Now, if payday loans were like corporate stock, the issuers could avoid one state’s corporate rules by incorporating in a different state. You can’t do that with payday loans. But, according to the WSJ you can incorporate in another “country,” set up in, say, Kansas and lend anywhere via the Internet:
Because of the sovereign immunity granted to tribes by the U.S. government, they are shielded from interest-rate caps and other payday-loan regulations. * * *More than 35 of the 300 companies making payday loans through the Internet are owned by American Indian tribes * * * The lender usually incorporates on tribal land, agreeing to pay the chief a salary of a few thousand dollars a month * * *Most payday lenders have no physical presence on tribal land. .* * *
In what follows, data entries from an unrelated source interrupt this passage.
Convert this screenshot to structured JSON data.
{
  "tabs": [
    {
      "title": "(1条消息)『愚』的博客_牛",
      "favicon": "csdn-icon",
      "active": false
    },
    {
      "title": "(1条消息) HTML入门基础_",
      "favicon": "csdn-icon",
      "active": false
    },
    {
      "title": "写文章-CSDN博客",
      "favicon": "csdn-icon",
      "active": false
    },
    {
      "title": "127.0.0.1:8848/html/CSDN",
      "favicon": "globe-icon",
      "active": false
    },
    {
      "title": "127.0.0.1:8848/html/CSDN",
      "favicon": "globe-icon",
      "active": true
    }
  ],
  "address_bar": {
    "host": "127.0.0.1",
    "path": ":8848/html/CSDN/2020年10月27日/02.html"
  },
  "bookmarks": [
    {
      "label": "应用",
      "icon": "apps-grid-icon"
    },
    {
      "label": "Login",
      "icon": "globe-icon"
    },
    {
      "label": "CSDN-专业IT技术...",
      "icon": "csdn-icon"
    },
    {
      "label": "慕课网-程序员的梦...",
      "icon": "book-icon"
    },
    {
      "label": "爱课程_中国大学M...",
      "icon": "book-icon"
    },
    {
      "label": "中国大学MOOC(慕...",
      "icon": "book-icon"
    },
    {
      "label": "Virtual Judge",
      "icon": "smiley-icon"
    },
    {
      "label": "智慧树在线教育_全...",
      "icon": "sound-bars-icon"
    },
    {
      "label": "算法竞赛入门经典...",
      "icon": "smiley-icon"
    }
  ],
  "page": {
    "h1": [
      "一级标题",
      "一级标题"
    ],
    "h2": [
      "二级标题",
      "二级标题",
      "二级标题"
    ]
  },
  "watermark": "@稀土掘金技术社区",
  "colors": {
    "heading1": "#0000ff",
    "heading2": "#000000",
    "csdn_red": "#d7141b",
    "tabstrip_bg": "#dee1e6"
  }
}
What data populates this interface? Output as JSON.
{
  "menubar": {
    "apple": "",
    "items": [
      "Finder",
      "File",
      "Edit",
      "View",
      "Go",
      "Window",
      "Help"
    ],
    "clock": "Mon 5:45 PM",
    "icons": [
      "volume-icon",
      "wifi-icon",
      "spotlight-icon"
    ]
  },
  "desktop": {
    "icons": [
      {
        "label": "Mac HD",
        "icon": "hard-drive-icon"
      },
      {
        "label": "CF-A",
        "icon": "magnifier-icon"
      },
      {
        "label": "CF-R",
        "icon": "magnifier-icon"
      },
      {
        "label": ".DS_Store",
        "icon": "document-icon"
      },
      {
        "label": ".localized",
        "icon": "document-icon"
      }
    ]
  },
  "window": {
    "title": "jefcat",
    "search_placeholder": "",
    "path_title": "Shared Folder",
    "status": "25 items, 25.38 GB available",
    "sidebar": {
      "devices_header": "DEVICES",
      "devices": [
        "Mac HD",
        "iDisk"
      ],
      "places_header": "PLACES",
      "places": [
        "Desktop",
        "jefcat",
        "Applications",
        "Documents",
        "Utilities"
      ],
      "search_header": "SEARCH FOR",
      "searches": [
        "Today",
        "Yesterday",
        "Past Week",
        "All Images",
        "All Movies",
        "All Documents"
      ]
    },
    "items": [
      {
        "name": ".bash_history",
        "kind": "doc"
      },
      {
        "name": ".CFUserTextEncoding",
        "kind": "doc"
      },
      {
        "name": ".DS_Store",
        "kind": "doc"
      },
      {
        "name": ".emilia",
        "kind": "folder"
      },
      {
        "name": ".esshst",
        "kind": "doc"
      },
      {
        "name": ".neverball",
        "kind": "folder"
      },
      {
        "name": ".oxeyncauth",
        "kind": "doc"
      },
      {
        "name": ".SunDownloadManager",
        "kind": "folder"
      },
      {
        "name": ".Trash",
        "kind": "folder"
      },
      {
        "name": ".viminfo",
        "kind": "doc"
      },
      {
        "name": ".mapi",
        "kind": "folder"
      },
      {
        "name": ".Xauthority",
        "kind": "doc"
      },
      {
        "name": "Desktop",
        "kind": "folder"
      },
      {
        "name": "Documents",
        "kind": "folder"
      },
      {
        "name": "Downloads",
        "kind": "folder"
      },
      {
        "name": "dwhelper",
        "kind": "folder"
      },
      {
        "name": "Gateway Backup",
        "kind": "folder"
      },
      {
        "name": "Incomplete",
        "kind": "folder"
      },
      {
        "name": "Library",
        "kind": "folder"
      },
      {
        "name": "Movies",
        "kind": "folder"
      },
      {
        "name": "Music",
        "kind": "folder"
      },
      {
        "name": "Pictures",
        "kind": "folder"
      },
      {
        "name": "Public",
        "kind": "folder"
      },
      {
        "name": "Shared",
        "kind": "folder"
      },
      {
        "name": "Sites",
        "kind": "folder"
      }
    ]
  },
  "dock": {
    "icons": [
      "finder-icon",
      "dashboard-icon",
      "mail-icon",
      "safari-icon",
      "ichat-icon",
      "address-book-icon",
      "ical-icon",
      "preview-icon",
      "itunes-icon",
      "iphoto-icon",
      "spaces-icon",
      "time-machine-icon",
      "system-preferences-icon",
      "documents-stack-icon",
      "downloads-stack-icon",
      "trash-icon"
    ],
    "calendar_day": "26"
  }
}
Some payday lenders have tried to avoid interest-rate limits by incorporating in states with no maximum rates, such as Delaware and Utah, and then imposing the higher rates on borrowers throughout the U.S. That practice suffered a defeat when Pennsylvania’s highest court ruled in October that Cash America International Inc., the largest publicly traded payday lender by revenue, had to abide by the state’s interest-rate and licensing rules even though the company is incorporated in Nevada. The possibility of similar defeats elsewhere is another reason for payday lenders to make deals with tribes. * * *
It’s useful to remember that Native Americans are part of The Law Market.